- **TASK STATEMENT**: Go through the listing and copy each line with the string "JSON".

- **DATA FOR ANALYSIS**:
◇ ◇ ◇
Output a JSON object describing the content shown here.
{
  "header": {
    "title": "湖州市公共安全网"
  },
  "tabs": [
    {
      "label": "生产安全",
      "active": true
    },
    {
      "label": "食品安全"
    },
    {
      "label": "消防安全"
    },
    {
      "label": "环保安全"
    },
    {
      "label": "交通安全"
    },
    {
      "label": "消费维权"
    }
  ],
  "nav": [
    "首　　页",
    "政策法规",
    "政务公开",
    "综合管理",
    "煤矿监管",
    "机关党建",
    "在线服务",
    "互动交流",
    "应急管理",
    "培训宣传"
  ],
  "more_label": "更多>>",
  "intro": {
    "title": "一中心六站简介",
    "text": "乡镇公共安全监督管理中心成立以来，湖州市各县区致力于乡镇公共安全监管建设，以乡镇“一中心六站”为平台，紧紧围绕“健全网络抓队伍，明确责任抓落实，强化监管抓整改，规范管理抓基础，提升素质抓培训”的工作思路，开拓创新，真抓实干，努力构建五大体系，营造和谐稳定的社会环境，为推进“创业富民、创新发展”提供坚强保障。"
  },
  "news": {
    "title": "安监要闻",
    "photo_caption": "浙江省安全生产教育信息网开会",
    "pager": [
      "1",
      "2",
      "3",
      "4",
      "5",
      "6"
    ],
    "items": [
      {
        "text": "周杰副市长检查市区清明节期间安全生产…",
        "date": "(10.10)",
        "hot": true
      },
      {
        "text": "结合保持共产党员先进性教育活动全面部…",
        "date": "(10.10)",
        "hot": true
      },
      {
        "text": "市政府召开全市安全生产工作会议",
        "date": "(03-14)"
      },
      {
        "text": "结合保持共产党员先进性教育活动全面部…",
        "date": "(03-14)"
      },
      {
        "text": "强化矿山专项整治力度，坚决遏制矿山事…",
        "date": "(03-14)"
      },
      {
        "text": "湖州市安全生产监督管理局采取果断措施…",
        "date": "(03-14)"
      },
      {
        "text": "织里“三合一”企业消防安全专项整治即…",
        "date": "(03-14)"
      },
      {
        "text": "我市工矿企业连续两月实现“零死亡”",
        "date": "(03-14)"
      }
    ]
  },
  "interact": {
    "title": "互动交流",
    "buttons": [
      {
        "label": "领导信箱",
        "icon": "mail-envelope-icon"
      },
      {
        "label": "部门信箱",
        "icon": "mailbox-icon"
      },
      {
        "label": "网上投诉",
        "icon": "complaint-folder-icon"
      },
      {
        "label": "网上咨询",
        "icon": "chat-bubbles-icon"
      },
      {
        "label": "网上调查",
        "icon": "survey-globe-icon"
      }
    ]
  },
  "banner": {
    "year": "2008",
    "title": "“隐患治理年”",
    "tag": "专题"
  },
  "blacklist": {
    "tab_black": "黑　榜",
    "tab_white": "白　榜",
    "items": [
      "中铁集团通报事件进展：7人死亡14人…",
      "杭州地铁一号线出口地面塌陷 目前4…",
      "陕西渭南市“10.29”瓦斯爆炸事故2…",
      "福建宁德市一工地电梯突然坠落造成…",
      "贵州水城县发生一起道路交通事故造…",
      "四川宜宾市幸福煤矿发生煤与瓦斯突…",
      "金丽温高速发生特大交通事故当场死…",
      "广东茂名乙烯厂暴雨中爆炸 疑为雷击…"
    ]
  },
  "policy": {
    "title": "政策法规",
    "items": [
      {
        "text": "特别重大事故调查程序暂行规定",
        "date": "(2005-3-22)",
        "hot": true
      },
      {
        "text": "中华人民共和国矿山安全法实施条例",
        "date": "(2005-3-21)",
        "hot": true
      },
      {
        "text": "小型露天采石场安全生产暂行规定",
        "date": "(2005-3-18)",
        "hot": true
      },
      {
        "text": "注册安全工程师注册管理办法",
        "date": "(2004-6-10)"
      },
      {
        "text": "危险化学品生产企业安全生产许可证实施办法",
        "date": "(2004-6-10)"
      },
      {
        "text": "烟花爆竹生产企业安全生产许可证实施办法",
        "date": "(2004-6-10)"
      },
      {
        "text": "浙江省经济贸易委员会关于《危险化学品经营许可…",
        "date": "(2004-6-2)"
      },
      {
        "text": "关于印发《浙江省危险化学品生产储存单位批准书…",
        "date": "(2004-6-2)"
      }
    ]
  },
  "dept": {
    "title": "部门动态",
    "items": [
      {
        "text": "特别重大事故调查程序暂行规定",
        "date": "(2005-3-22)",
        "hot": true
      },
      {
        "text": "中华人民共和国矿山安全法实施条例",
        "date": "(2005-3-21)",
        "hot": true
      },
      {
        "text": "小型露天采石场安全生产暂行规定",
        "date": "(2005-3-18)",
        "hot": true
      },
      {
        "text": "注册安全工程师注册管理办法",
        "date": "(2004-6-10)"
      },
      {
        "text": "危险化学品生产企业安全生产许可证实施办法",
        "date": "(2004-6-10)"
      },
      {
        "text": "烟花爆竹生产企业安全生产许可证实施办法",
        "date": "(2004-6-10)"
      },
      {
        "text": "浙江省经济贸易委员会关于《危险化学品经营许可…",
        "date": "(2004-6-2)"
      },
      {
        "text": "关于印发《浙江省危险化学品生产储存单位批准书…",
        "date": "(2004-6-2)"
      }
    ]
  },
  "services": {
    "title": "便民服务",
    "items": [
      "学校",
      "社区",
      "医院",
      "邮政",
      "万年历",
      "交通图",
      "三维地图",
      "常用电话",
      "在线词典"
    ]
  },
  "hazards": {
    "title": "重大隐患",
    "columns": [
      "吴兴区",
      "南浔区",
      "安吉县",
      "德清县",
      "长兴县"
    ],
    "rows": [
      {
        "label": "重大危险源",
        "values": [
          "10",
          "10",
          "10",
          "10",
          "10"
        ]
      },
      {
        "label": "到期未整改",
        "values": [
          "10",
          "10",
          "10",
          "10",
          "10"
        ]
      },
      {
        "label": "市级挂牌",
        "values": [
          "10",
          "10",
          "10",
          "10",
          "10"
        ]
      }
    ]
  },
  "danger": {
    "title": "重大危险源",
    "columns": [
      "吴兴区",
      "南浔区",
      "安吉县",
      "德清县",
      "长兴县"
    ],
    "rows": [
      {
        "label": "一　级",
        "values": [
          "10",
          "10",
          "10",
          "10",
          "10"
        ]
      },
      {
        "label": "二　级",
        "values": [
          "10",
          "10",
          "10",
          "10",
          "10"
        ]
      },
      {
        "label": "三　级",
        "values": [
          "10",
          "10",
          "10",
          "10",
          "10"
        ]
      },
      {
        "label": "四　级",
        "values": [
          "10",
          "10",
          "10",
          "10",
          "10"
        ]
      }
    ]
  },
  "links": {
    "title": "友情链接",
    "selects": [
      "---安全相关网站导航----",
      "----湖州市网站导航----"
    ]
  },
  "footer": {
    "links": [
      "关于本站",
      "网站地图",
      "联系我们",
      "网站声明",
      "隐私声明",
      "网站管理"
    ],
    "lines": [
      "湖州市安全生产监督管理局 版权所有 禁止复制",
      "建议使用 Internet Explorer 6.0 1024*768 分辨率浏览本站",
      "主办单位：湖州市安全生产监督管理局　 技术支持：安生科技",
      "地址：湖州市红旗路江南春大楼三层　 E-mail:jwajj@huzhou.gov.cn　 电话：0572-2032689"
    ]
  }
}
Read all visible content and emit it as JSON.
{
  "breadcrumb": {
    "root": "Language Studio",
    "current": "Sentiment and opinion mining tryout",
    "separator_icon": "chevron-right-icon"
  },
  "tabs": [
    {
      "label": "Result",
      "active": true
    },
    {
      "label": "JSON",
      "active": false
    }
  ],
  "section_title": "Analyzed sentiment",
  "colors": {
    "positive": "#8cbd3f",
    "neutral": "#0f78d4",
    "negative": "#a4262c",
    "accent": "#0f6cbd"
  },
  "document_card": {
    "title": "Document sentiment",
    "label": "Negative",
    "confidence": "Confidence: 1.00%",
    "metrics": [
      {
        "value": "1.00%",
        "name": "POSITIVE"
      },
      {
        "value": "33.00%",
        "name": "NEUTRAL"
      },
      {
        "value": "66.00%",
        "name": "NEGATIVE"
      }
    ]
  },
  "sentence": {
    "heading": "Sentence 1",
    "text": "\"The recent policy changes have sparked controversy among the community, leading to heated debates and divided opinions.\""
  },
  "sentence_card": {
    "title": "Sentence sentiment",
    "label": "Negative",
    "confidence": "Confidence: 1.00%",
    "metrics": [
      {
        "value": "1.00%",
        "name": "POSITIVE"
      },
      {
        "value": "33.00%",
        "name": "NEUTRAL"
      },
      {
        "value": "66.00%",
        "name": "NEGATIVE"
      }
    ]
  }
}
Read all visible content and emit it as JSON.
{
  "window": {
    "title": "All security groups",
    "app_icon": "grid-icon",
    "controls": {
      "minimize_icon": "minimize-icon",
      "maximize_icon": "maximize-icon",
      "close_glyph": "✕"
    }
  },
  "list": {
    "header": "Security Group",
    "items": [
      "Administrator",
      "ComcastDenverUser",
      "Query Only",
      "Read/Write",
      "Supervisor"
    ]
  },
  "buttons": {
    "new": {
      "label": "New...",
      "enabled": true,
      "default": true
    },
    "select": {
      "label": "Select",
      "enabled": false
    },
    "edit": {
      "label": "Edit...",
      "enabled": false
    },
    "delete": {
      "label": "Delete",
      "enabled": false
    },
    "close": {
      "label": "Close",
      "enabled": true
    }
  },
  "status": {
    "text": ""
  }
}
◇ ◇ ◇
- **THE COMPLETED TASK**:
Output a JSON object describing the content shown here.
Read all visible content and emit it as JSON.
      "label": "JSON",
Read all visible content and emit it as JSON.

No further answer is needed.